The crowd really get into it.

More than once 

He said:

‘Thank you for the chance

To sing for you tonight’.

That blessing of music

Cut both ways.


A term of significant theological heft

Takes many forms.

A beautiful version 

Was on display 

As the crowd

Clapped and danced along

But singing 

In unison,

Crowd and performer,

Is precious.

More precious still

Sharing this

With my son.

Reflection: Sunday 13 November

Readings: Mal 3:19-20; Ps 98:5-9; 2 These 3:7-12; Luke 21:5-19

A number of today’s readings speak of justice. We all want to be treated justly. But what does that look like? Surely we need to move past subjective notions – justice is more than ‘I got what I wanted’. When we speak of justice, fairness is never far away. Yet, let us not be stuck in ideas of fairness where everyone ‘gets the same’. We need only look around at any group of people, acknowledge their array of differences, then note that for everyone to ‘get the same’ treatment, punishment or reward would, in fact, be manifestly unfair. That there are political forces wishing to treat a given legal situation ‘the same’ without giving due weight to an individual’s circumstances should make us wonder what else is going on.

Since ‘the Lord comes to rule the earth with justice’ what might that look like? Justice in the bible is frequently fighting for those who are downtrodden: ‘there will arise the sun of justice with its healing rays’. 

Justice also looks like doing the right thing, being a good example and working for the good of the community as we see in Paul’s second letter to the Thessalonians.

The Gospel gives us another window on to justice. There are times when we have no power over a situation but can still choose what we do, so we maintain our faith in God, in Jesus – and the immediate result is pain. Like those before us over the centuries, we need to stay the course and know that God will take care of the rest – in this life or the next.


So many natural


pass us by

as we lose


in lists and imperatives,

obligations and striving.

Yet if we open ourselves

to ponder

and be moved

by nature

it fosters a

sense of connection

with life.

I am here

in this place.

Also, gratitude

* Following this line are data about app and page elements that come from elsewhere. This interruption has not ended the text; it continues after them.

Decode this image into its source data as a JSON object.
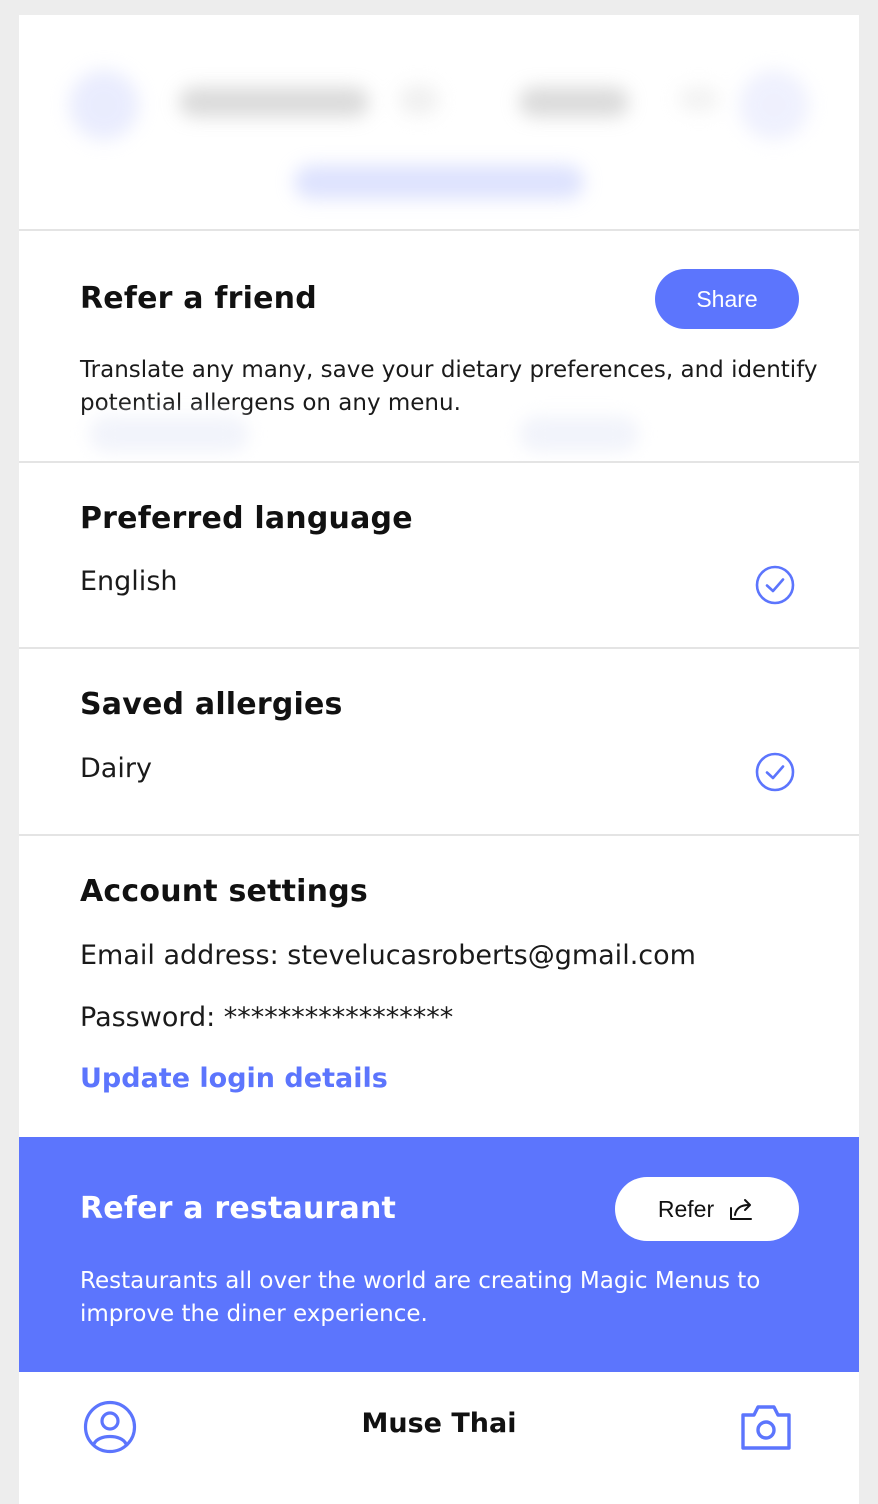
{
  "refer_friend": {
    "title": "Refer a friend",
    "share_label": "Share",
    "description": "Translate any many, save your dietary preferences, and identify potential allergens on any menu."
  },
  "language": {
    "title": "Preferred language",
    "value": "English"
  },
  "allergies": {
    "title": "Saved allergies",
    "value": "Dairy"
  },
  "account": {
    "title": "Account settings",
    "email_line": "Email address: stevelucasroberts@gmail.com",
    "password_line": "Password: *****************",
    "update_link": "Update login details"
  },
  "refer_restaurant": {
    "title": "Refer a restaurant",
    "button_label": "Refer",
    "description": "Restaurants all over the world are creating Magic Menus to improve the diner experience."
  },
  "bottom_bar": {
    "title": "Muse Thai",
    "left_icon": "profile-icon",
    "right_icon": "camera-icon"
  },
  "colors": {
    "accent": "#5c75fd",
    "background": "#ededed",
    "divider": "#e4e4e4"
  }
}
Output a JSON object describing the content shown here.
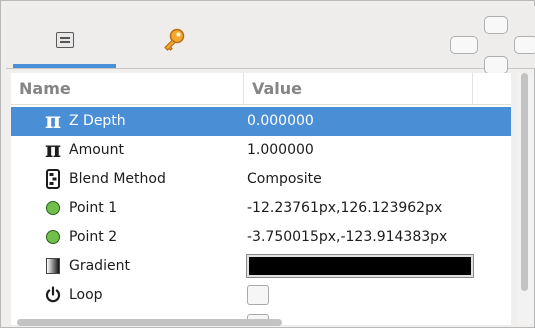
{
  "tabs": [
    {
      "icon": "params-panel-icon",
      "selected": true
    },
    {
      "icon": "key-icon",
      "selected": false
    }
  ],
  "columns": {
    "name": "Name",
    "value": "Value"
  },
  "rows": [
    {
      "icon": "pi-icon",
      "name": "Z Depth",
      "value": "0.000000",
      "selected": true
    },
    {
      "icon": "pi-icon",
      "name": "Amount",
      "value": "1.000000"
    },
    {
      "icon": "blend-method-icon",
      "name": "Blend Method",
      "value": "Composite"
    },
    {
      "icon": "point-icon",
      "name": "Point 1",
      "value": "-12.23761px,126.123962px"
    },
    {
      "icon": "point-icon",
      "name": "Point 2",
      "value": "-3.750015px,-123.914383px"
    },
    {
      "icon": "gradient-icon",
      "name": "Gradient",
      "value_color": "#000000"
    },
    {
      "icon": "power-icon",
      "name": "Loop",
      "checked": false
    }
  ],
  "colors": {
    "selection": "#4a8ed6",
    "accent": "#4a90d9",
    "point": "#6fbf4a"
  }
}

at the gifts

I am given

that, graced,

I do not earn.

Such a focus can


and relativise

what would consume


and my days

while adding

stress and anxiety

and little else.